◆ WHAT THE EXERCISE ASKS ◆
Work through the data below line by line and say how many lines hold "name"; give only the number.

┌─ DATASET RECORDS

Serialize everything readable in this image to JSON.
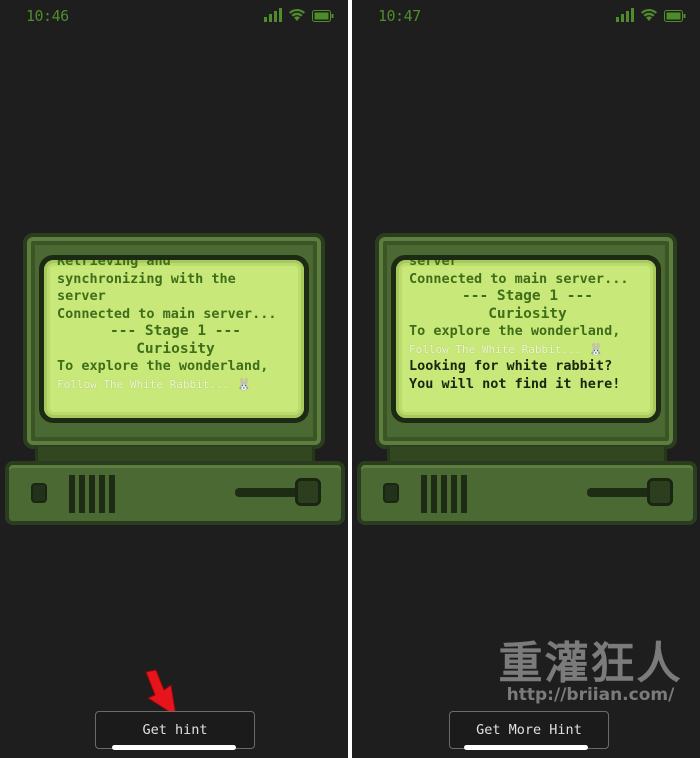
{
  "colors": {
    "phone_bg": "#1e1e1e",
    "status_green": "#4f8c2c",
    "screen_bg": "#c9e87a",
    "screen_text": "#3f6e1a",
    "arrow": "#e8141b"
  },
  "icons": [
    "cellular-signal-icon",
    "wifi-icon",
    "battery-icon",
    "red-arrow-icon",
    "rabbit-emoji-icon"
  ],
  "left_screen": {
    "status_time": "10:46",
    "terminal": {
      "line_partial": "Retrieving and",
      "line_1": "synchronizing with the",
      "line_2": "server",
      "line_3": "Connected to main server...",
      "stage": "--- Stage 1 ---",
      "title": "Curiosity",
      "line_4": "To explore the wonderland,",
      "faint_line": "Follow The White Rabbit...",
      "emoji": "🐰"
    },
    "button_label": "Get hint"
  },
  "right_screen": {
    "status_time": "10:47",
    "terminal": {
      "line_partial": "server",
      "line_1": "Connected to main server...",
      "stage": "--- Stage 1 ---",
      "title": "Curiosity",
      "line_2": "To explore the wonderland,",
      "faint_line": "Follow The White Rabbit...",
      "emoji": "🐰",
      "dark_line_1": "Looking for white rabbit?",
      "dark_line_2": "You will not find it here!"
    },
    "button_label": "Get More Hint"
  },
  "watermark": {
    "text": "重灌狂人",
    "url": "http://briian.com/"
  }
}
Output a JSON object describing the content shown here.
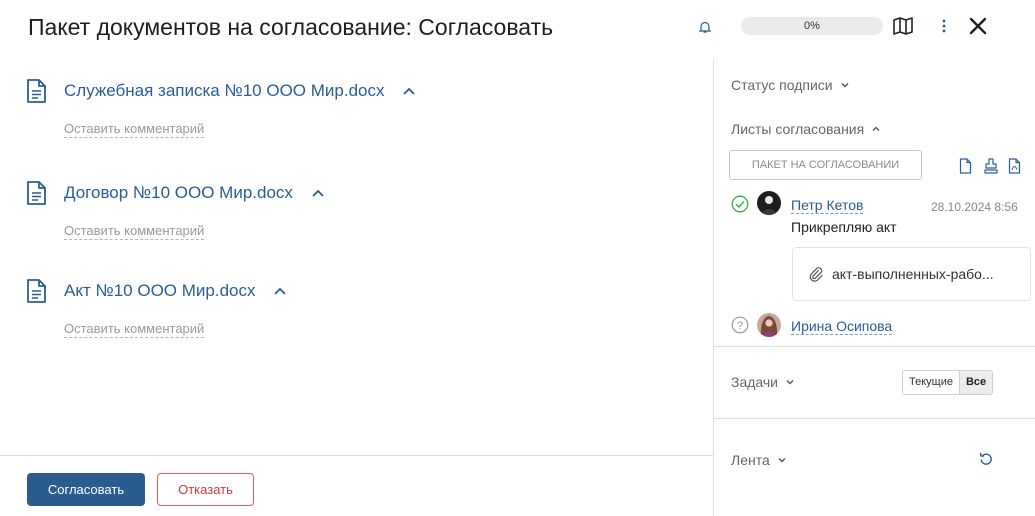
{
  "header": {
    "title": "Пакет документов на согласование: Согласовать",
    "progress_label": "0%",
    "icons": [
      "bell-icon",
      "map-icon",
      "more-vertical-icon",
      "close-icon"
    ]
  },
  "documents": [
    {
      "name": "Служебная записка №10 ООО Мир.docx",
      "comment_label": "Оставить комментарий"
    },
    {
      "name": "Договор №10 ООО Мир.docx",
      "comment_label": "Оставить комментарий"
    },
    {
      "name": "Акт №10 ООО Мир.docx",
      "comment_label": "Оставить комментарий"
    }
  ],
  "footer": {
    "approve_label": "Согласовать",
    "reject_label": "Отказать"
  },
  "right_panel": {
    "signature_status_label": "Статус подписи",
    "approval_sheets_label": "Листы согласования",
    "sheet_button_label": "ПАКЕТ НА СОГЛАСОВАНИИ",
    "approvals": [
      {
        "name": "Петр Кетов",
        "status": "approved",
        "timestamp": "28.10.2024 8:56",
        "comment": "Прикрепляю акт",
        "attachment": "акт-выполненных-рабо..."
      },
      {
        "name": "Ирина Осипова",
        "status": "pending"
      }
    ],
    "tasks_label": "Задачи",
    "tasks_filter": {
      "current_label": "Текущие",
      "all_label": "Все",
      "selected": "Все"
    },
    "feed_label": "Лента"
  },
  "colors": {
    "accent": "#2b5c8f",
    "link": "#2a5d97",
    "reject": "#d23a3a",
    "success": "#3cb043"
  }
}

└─
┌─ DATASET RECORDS

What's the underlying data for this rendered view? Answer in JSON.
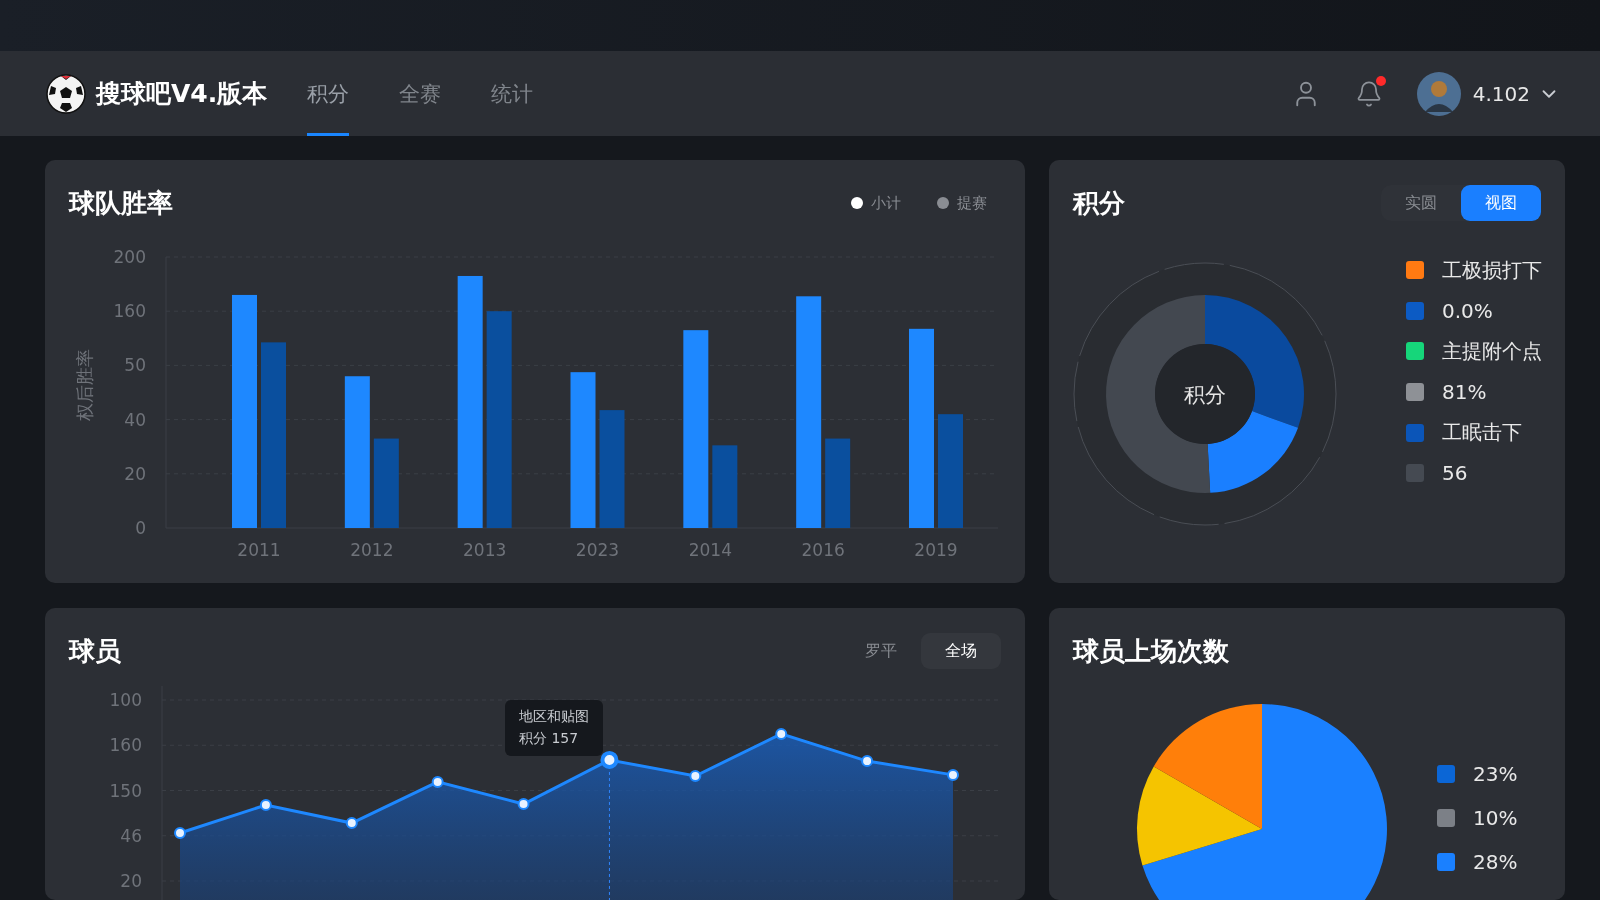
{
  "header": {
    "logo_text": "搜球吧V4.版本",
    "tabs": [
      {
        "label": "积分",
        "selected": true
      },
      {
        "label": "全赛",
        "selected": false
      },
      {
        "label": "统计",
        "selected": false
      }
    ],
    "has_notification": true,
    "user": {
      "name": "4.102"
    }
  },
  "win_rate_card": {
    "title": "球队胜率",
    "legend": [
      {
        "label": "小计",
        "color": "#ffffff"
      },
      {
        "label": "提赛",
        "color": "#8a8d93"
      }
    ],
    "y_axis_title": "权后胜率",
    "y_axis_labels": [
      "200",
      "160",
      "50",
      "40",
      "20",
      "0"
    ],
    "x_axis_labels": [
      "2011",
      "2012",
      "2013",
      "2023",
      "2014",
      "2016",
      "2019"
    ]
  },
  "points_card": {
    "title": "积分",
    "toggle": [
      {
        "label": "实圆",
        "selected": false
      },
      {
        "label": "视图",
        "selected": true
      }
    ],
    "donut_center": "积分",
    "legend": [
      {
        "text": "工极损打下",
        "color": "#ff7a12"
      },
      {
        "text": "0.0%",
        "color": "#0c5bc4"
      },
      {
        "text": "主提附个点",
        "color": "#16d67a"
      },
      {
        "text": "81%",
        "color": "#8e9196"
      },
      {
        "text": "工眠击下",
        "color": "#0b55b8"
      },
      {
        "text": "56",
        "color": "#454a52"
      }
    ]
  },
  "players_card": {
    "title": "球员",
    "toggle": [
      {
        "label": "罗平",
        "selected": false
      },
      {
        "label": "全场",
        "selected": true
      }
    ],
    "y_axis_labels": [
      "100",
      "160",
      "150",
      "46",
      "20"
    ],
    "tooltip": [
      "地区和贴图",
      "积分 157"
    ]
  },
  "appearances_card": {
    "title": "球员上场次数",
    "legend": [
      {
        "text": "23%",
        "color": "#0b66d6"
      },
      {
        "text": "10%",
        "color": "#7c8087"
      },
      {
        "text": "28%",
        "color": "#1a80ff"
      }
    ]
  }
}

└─

◆ WRITTEN RESPONSE ◆
6